Victor Fleming (23 February 1889 – 6 January 1949) was a major Hollywood director of the Golden Age. He directed most of the 1939 MGM film The Wizard of Oz.
Fleming, a former race car driver, began his movie career in 1910 as a stunt driver. He became a cameraman and cinematographer in 1915, and worked on many films with Douglas Fairbanks. He made the leap to director in 1919, and directed a number of notable films through the 1920s and '30s. He had a reputation as an action director, and was a somewhat surprising yet ultimately effective choice for the Oz film.
Fleming had gained a reputation for being able to straighten out troubled productions, and was brought onto MGM's Oz project for precisely this reason.

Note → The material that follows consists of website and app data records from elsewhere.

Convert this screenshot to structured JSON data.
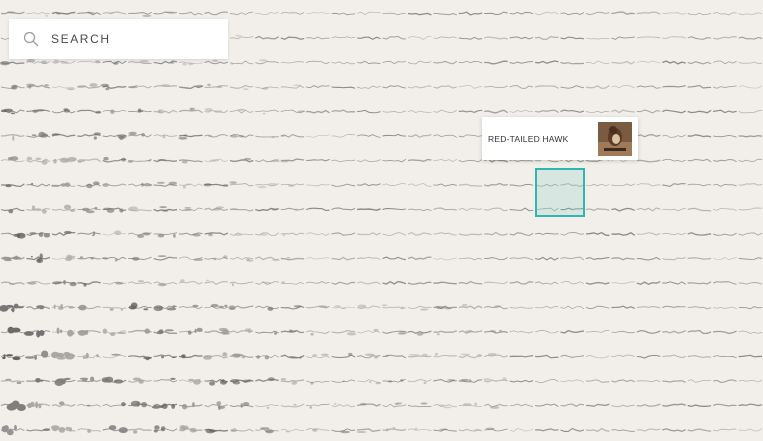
{
  "search": {
    "label": "SEARCH",
    "icon": "search-icon"
  },
  "tooltip": {
    "label": "RED-TAILED HAWK",
    "thumbnail_icon": "hawk-photo-thumbnail"
  },
  "colors": {
    "background": "#f2efea",
    "selection_border": "#2fb6b0",
    "selection_fill": "#cfe8e3",
    "spectrogram_ink": "#555555"
  }
}
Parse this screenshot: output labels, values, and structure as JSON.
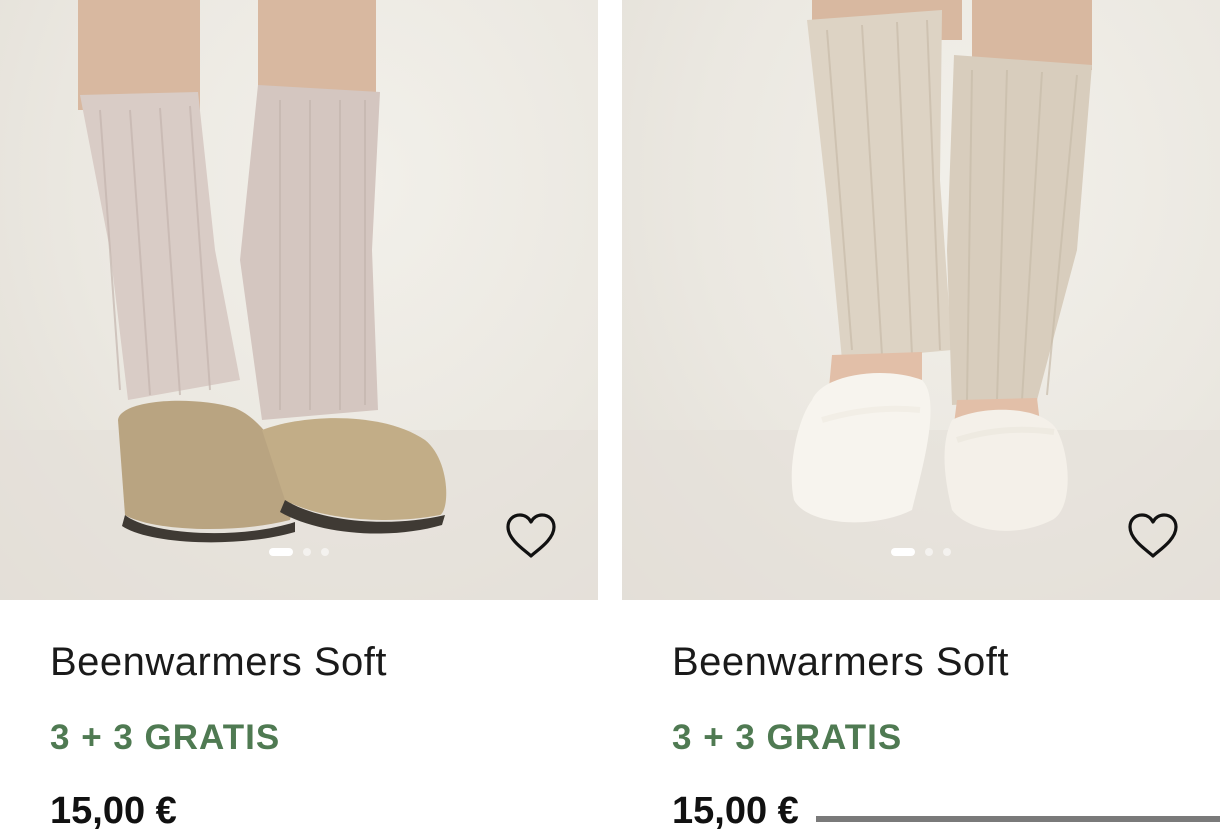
{
  "products": [
    {
      "name": "Beenwarmers Soft",
      "promo": "3 + 3 GRATIS",
      "price": "15,00 €",
      "image_alt": "Legs wearing beige knit leg warmers with suede clogs",
      "carousel_dots": 3,
      "active_dot": 0
    },
    {
      "name": "Beenwarmers Soft",
      "promo": "3 + 3 GRATIS",
      "price": "15,00 €",
      "image_alt": "Legs wearing beige knit leg warmers with white ballet flats",
      "carousel_dots": 3,
      "active_dot": 0
    }
  ],
  "icons": {
    "favorite": "heart-outline-icon"
  },
  "colors": {
    "promo": "#4f7a52",
    "price": "#111111",
    "name": "#1a1a1a"
  }
}
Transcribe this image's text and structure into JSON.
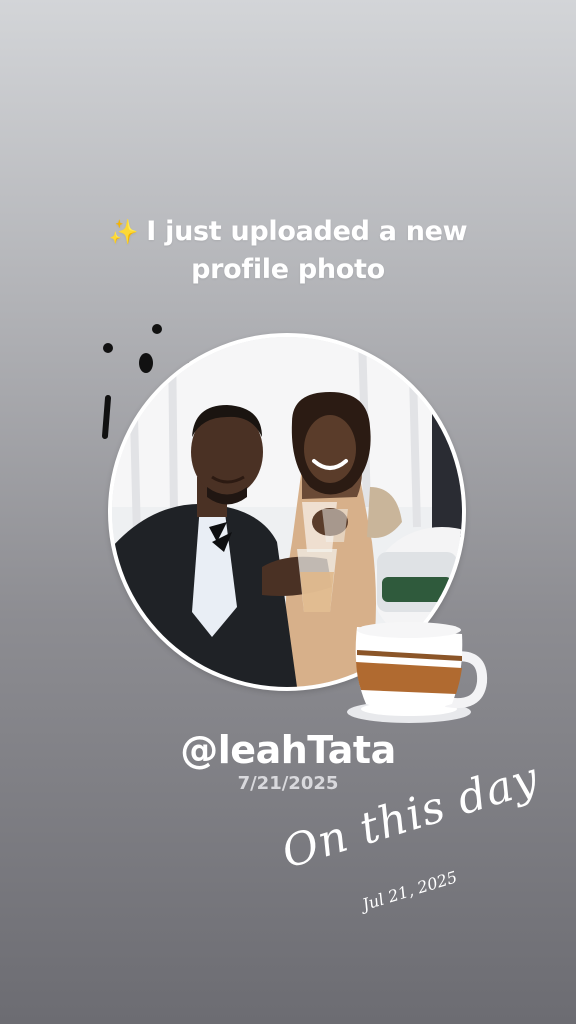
{
  "story": {
    "headline_sparkle": "✨",
    "headline_line1": "I just uploaded a new",
    "headline_line2": "profile photo",
    "username": "@leahTata",
    "post_date": "7/21/2025",
    "sticker_text": "On this day",
    "memory_date": "Jul 21, 2025"
  },
  "colors": {
    "background_top": "#d3d5d8",
    "background_bottom": "#6c6c72",
    "text": "#ffffff",
    "sparkle": "#f4d24c"
  },
  "icons": {
    "sparkle": "sparkles-icon",
    "coffee": "coffee-cup-icon",
    "doodle": "doodle-icon"
  }
}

He started work on the picture at the beginning of November 1938. He also brought with him John Lee Mahin, his regular screenwriter, who worked with Fleming on the set to provide a final polish to the scripts Fleming shot. Mahin played the same role on The Wizard of Oz, and so became the last of the many writers who had labored on the project's screenplay.

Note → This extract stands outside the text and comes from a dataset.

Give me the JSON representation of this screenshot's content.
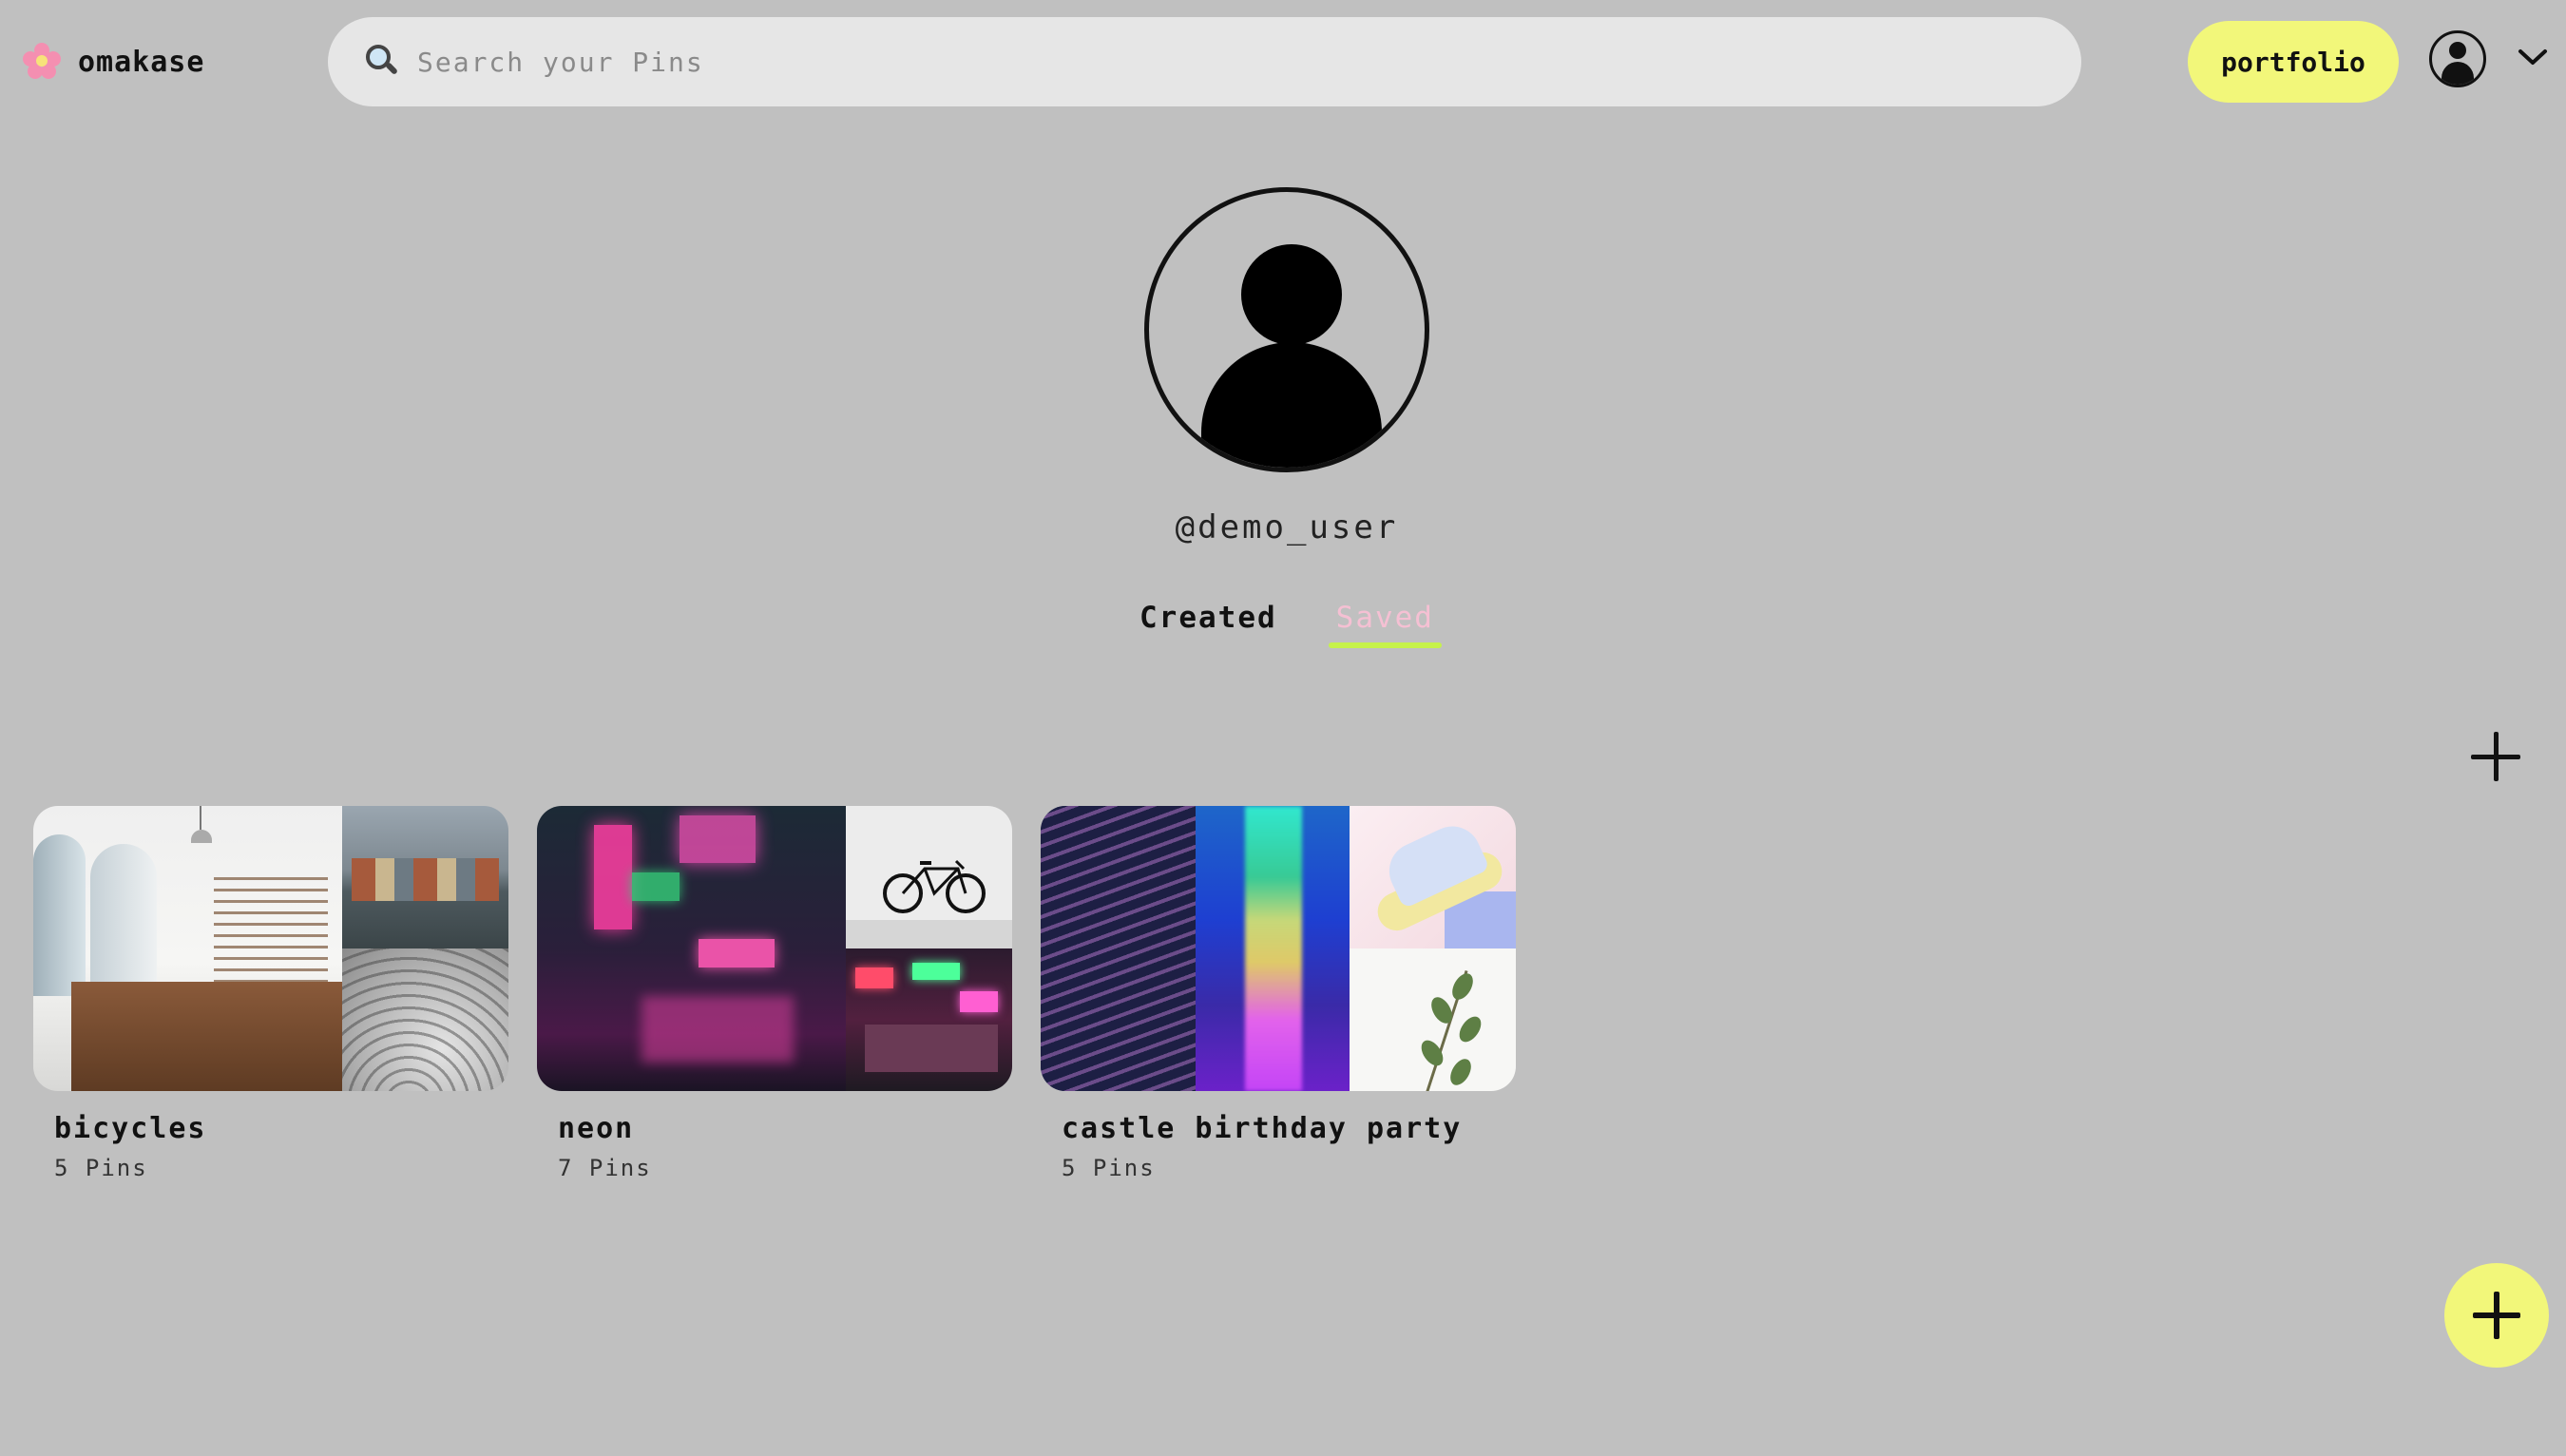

A range of changes accompanied the new direction. (In one example, oval bricks in the Yellow Brick Road were replaced with more standard rectangular ones.) Fleming directed most of the movie, though he did not remain to finish the job; early in 1939 he left to take over Gone With the Wind, another troubled shoot (Fleming replaced George Cukor on that film, just as he had on The Wizard of Oz). Work on The Wizard of Oz was completed by Fleming's replacement, King Vidor.
Fleming had other directorial experience with various members of the Oz cast. He worked with Margaret Hamilton in The Farmer Takes a Wife (1935), with Clara Blandick in The Wet Parade (1932), with Charley Grapewin in Captains Courageous and The Good Earth (both 1937), and with Frank Morgan in Bombshell (1933) and Tortilla Flat (1942).

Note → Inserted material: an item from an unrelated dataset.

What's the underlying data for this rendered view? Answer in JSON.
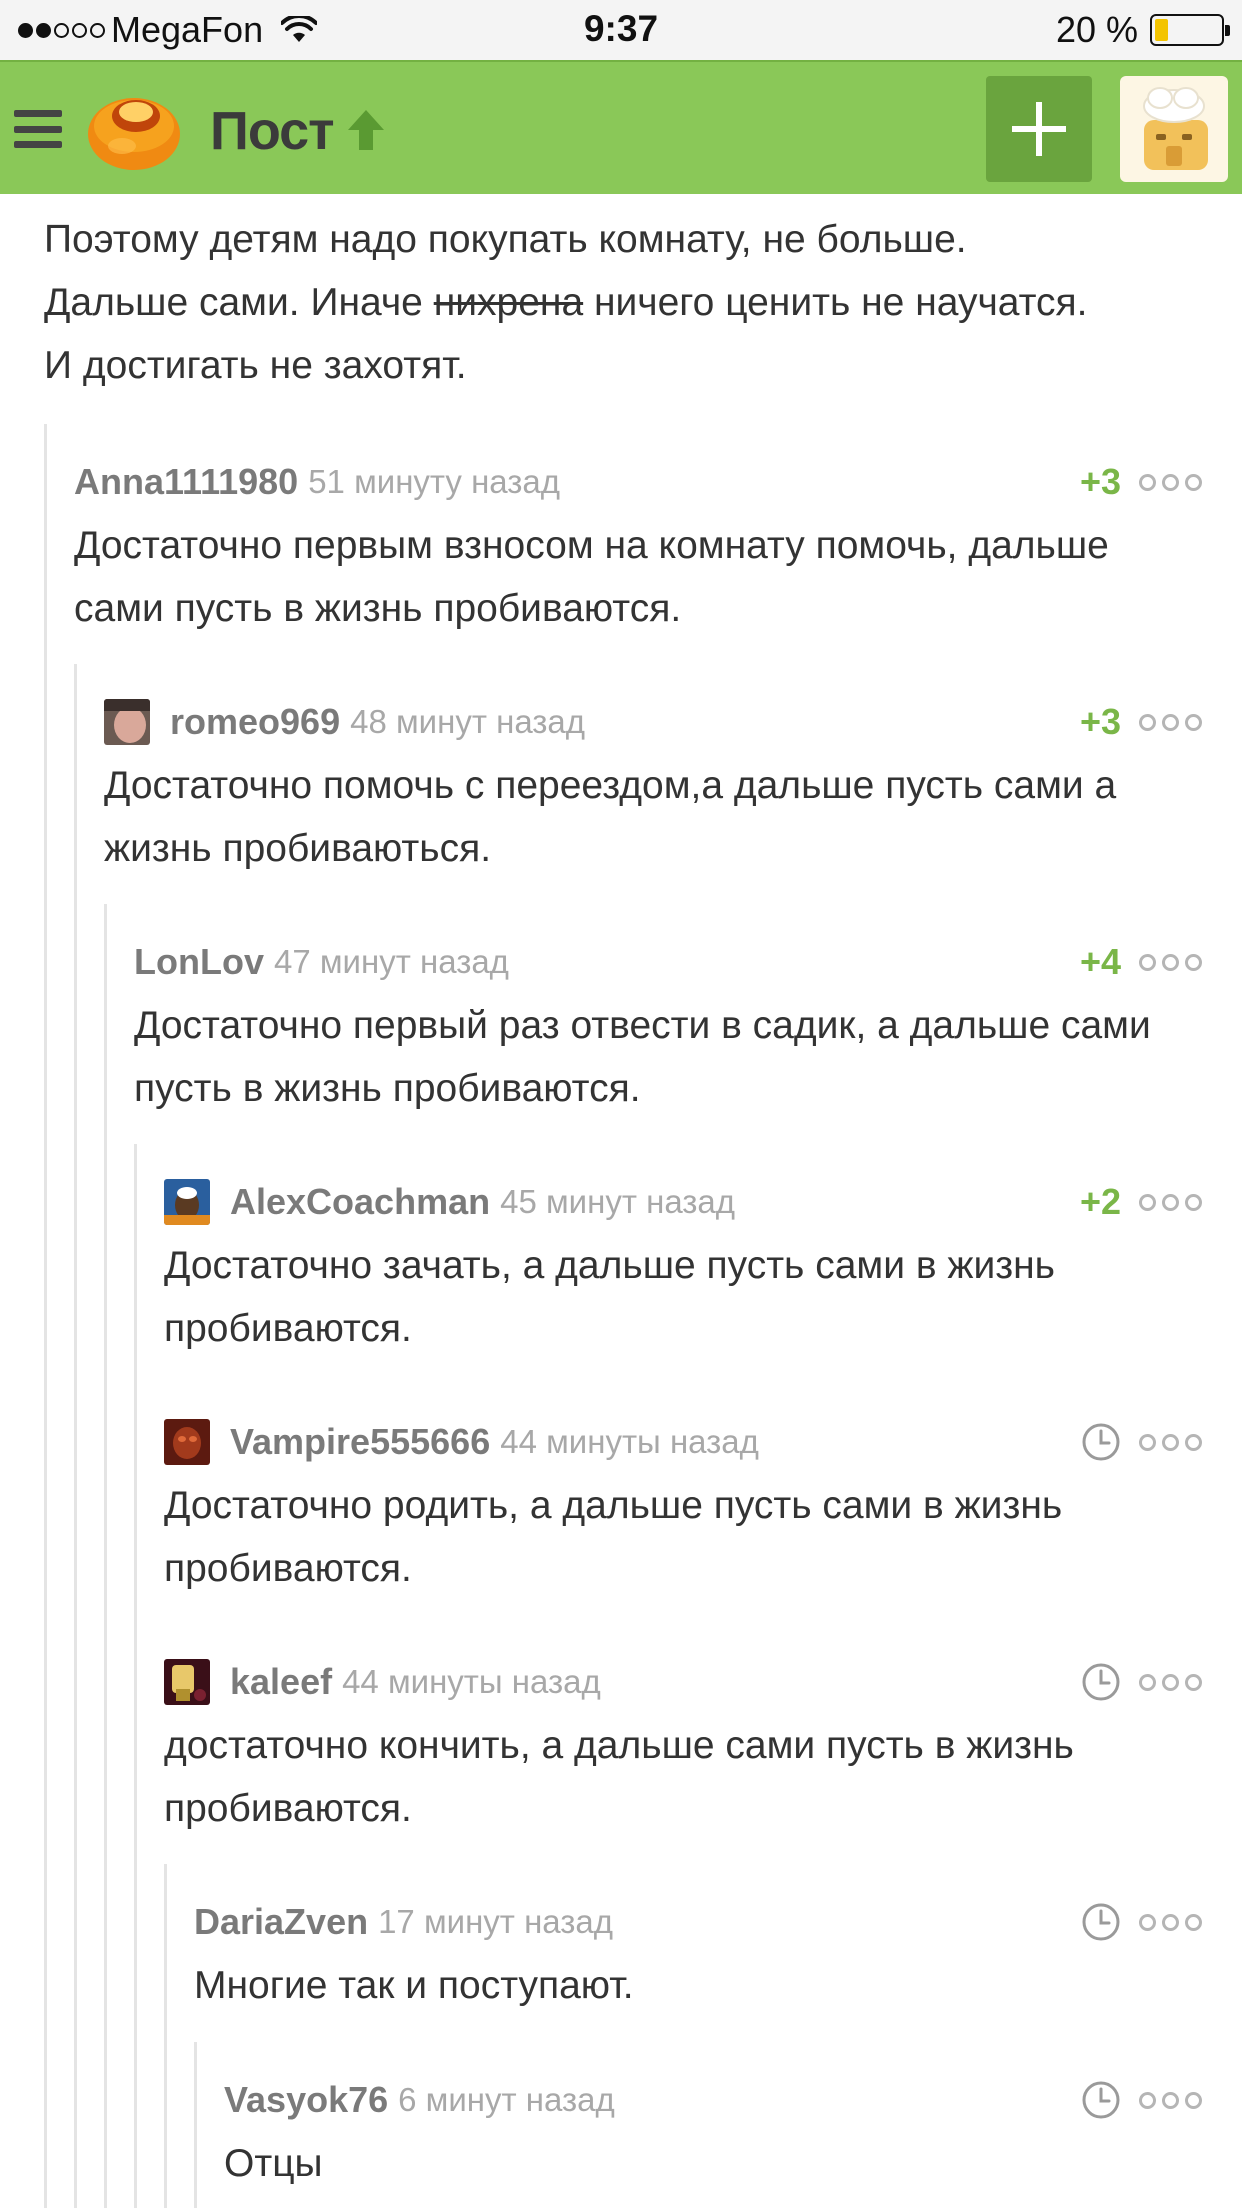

- John Fricke, Jay Scarfone, William Stillman. The Wizard of Oz: The Official 50th Anniversary Pictorial History. Warner Books, 1989.